- Email marketing to a mailing list of those in the niche industry
If you wish to distribute your CMS to a wide audience, you will need to target the pain points of existing CMSs that your CMS solves. The USP of your CMS should be clear. Here are some tips to get the word out:
- Blog about it: A good way to get the word out about your squeaky new CMS is to blog about it. Set up a blog to share content about the features, pricing, why it’s different from other CMSs & more. A blog is an important channel to market your product. Additionally, it’s free.
- Issue a press release: A press release is always a good way to get exposure for a new product, an event or a CMS. The key is to write a good, meaty press release that’s newsworthy.
- Make use of forums: There are a bunch of forums and discussion groups online dedicated to web developers, designers, coders who would be interested in new CMSs. Also look for platforms where pain points of existing CMSs are discussed. Here are some I can recommend:
- Quora (search for questions related to CMSs or even start a blog there)
- Web Hosting Talk
- Google Community
- Web Dev Forums
- Do the same with social media: Like forums, social media gives you a wide reach. Create a product page & give regular, relevant updates about your CMS – upgrades, added features etc. Invite your contacts to follow the page, engage with customers, answer queries about the product etc.
- Use email marketing: Email marketing is another great way to target potential customers, especially if your CMS is for a niche audience. Your first step is to put together a mailing list with such customers. With email marketing, you can send updates, upgrades, product features etc.
Building a CMS is a mammoth task. Once a CMS owner, you will need to look at integrations with third parties, how to sustain your product, funding for the project, maintenance cost & compliance & a creating workable, evolving CMS solution.
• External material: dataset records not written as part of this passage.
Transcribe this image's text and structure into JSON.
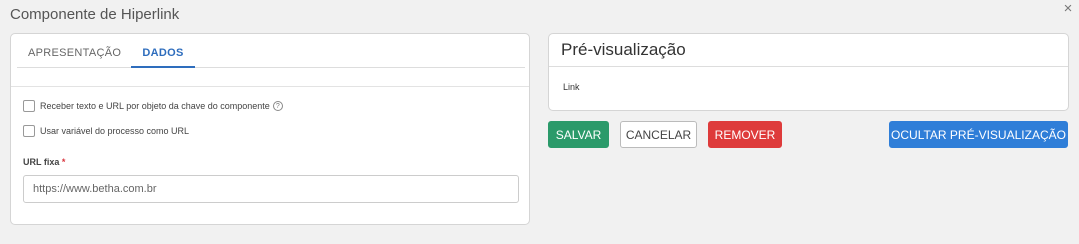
{
  "dialog": {
    "title": "Componente de Hiperlink",
    "close_symbol": "×"
  },
  "tabs": [
    {
      "label": "APRESENTAÇÃO",
      "active": false
    },
    {
      "label": "DADOS",
      "active": true
    }
  ],
  "form": {
    "checkbox_chave": {
      "label": "Receber texto e URL por objeto da chave do componente",
      "checked": false,
      "help_symbol": "?"
    },
    "checkbox_variavel": {
      "label": "Usar variável do processo como URL",
      "checked": false
    },
    "url_label": "URL fixa",
    "required_mark": "*",
    "url_value": "https://www.betha.com.br"
  },
  "preview": {
    "title": "Pré-visualização",
    "link_text": "Link"
  },
  "actions": {
    "save_label": "SALVAR",
    "cancel_label": "CANCELAR",
    "remove_label": "REMOVER",
    "hide_preview_label": "OCULTAR PRÉ-VISUALIZAÇÃO"
  },
  "colors": {
    "primary": "#2f7ed8",
    "success": "#2b9a6a",
    "danger": "#de3b3b",
    "active_tab": "#2e6dbd"
  },
  "icons": [
    "close-icon",
    "help-icon"
  ]
}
If you’re considering building a CMS or currently are, we’d love to hear your thoughts & learnings in the comments section below.